╔══

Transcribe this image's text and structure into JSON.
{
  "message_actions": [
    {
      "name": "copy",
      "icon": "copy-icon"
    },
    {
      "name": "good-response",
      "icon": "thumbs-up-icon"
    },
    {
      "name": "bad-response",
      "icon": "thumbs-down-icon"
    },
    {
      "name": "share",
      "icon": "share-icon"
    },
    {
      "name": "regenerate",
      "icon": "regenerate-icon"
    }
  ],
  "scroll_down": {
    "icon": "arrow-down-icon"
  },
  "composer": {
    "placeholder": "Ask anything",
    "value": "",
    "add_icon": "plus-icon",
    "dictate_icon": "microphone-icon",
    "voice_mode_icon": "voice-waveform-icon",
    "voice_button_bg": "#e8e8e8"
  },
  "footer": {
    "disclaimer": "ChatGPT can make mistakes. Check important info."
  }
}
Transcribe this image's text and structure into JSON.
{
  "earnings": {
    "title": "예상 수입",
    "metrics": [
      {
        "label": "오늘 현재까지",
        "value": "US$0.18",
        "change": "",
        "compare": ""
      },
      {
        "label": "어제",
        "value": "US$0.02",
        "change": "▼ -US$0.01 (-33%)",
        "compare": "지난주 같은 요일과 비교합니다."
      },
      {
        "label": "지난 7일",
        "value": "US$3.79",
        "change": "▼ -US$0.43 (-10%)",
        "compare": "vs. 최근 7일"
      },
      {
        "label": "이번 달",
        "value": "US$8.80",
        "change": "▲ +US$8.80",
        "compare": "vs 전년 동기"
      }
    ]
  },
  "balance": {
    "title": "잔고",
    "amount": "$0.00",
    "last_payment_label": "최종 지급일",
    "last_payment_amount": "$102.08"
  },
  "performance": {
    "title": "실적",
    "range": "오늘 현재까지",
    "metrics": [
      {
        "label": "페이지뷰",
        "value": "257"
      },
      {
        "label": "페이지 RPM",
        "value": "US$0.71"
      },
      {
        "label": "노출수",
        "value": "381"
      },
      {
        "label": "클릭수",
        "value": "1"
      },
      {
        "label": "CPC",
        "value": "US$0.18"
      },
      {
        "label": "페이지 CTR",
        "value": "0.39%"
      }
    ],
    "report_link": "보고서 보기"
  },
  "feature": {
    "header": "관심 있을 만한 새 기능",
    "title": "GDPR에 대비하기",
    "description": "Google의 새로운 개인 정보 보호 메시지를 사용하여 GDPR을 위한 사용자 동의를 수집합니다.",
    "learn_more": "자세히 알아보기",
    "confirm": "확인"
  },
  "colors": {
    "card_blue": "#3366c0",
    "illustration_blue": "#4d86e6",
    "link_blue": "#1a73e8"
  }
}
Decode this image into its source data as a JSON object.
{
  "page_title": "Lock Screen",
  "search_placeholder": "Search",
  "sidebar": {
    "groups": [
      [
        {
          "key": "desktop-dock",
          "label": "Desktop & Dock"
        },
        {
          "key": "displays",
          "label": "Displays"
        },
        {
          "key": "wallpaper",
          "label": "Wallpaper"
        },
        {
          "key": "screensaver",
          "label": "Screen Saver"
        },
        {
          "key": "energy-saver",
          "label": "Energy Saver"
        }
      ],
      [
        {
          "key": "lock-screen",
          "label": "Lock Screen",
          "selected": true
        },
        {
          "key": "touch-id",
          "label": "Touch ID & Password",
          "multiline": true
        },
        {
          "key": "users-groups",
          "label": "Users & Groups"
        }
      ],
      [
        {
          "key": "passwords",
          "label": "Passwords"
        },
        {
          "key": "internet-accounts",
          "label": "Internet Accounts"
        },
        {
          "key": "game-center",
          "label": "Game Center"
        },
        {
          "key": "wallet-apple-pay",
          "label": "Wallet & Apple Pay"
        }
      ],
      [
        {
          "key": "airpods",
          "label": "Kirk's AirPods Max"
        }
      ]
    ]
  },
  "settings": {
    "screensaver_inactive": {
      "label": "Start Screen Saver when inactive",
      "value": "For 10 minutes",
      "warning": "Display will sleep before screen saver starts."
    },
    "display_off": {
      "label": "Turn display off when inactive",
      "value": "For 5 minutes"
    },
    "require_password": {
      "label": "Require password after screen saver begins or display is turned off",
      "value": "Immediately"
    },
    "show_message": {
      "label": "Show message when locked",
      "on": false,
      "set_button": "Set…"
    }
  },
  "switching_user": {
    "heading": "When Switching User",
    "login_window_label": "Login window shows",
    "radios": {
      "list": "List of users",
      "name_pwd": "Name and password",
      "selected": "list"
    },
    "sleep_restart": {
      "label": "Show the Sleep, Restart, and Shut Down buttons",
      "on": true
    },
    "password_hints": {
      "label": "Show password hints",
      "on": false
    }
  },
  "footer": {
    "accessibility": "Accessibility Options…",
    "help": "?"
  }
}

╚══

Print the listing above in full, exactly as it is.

* **ANSWER BELOW**
Transcribe this image's text and structure into JSON.
{
  "message_actions": [
    {
      "name": "copy",
      "icon": "copy-icon"
    },
    {
      "name": "good-response",
      "icon": "thumbs-up-icon"
    },
    {
      "name": "bad-response",
      "icon": "thumbs-down-icon"
    },
    {
      "name": "share",
      "icon": "share-icon"
    },
    {
      "name": "regenerate",
      "icon": "regenerate-icon"
    }
  ],
  "scroll_down": {
    "icon": "arrow-down-icon"
  },
  "composer": {
    "placeholder": "Ask anything",
    "value": "",
    "add_icon": "plus-icon",
    "dictate_icon": "microphone-icon",
    "voice_mode_icon": "voice-waveform-icon",
    "voice_button_bg": "#e8e8e8"
  },
  "footer": {
    "disclaimer": "ChatGPT can make mistakes. Check important info."
  }
}
Transcribe this image's text and structure into JSON.
{
  "earnings": {
    "title": "예상 수입",
    "metrics": [
      {
        "label": "오늘 현재까지",
        "value": "US$0.18",
        "change": "",
        "compare": ""
      },
      {
        "label": "어제",
        "value": "US$0.02",
        "change": "▼ -US$0.01 (-33%)",
        "compare": "지난주 같은 요일과 비교합니다."
      },
      {
        "label": "지난 7일",
        "value": "US$3.79",
        "change": "▼ -US$0.43 (-10%)",
        "compare": "vs. 최근 7일"
      },
      {
        "label": "이번 달",
        "value": "US$8.80",
        "change": "▲ +US$8.80",
        "compare": "vs 전년 동기"
      }
    ]
  },
  "balance": {
    "title": "잔고",
    "amount": "$0.00",
    "last_payment_label": "최종 지급일",
    "last_payment_amount": "$102.08"
  },
  "performance": {
    "title": "실적",
    "range": "오늘 현재까지",
    "metrics": [
      {
        "label": "페이지뷰",
        "value": "257"
      },
      {
        "label": "페이지 RPM",
        "value": "US$0.71"
      },
      {
        "label": "노출수",
        "value": "381"
      },
      {
        "label": "클릭수",
        "value": "1"
      },
      {
        "label": "CPC",
        "value": "US$0.18"
      },
      {
        "label": "페이지 CTR",
        "value": "0.39%"
      }
    ],
    "report_link": "보고서 보기"
  },
  "feature": {
    "header": "관심 있을 만한 새 기능",
    "title": "GDPR에 대비하기",
    "description": "Google의 새로운 개인 정보 보호 메시지를 사용하여 GDPR을 위한 사용자 동의를 수집합니다.",
    "learn_more": "자세히 알아보기",
    "confirm": "확인"
  },
  "colors": {
    "card_blue": "#3366c0",
    "illustration_blue": "#4d86e6",
    "link_blue": "#1a73e8"
  }
}
Decode this image into its source data as a JSON object.
{
  "page_title": "Lock Screen",
  "search_placeholder": "Search",
  "sidebar": {
    "groups": [
      [
        {
          "key": "desktop-dock",
          "label": "Desktop & Dock"
        },
        {
          "key": "displays",
          "label": "Displays"
        },
        {
          "key": "wallpaper",
          "label": "Wallpaper"
        },
        {
          "key": "screensaver",
          "label": "Screen Saver"
        },
        {
          "key": "energy-saver",
          "label": "Energy Saver"
        }
      ],
      [
        {
          "key": "lock-screen",
          "label": "Lock Screen",
          "selected": true
        },
        {
          "key": "touch-id",
          "label": "Touch ID & Password",
          "multiline": true
        },
        {
          "key": "users-groups",
          "label": "Users & Groups"
        }
      ],
      [
        {
          "key": "passwords",
          "label": "Passwords"
        },
        {
          "key": "internet-accounts",
          "label": "Internet Accounts"
        },
        {
          "key": "game-center",
          "label": "Game Center"
        },
        {
          "key": "wallet-apple-pay",
          "label": "Wallet & Apple Pay"
        }
      ],
      [
        {
          "key": "airpods",
          "label": "Kirk's AirPods Max"
        }
      ]
    ]
  },
  "settings": {
    "screensaver_inactive": {
      "label": "Start Screen Saver when inactive",
      "value": "For 10 minutes",
      "warning": "Display will sleep before screen saver starts."
    },
    "display_off": {
      "label": "Turn display off when inactive",
      "value": "For 5 minutes"
    },
    "require_password": {
      "label": "Require password after screen saver begins or display is turned off",
      "value": "Immediately"
    },
    "show_message": {
      "label": "Show message when locked",
      "on": false,
      "set_button": "Set…"
    }
  },
  "switching_user": {
    "heading": "When Switching User",
    "login_window_label": "Login window shows",
    "radios": {
      "list": "List of users",
      "name_pwd": "Name and password",
      "selected": "list"
    },
    "sleep_restart": {
      "label": "Show the Sleep, Restart, and Shut Down buttons",
      "on": true
    },
    "password_hints": {
      "label": "Show password hints",
      "on": false
    }
  },
  "footer": {
    "accessibility": "Accessibility Options…",
    "help": "?"
  }
}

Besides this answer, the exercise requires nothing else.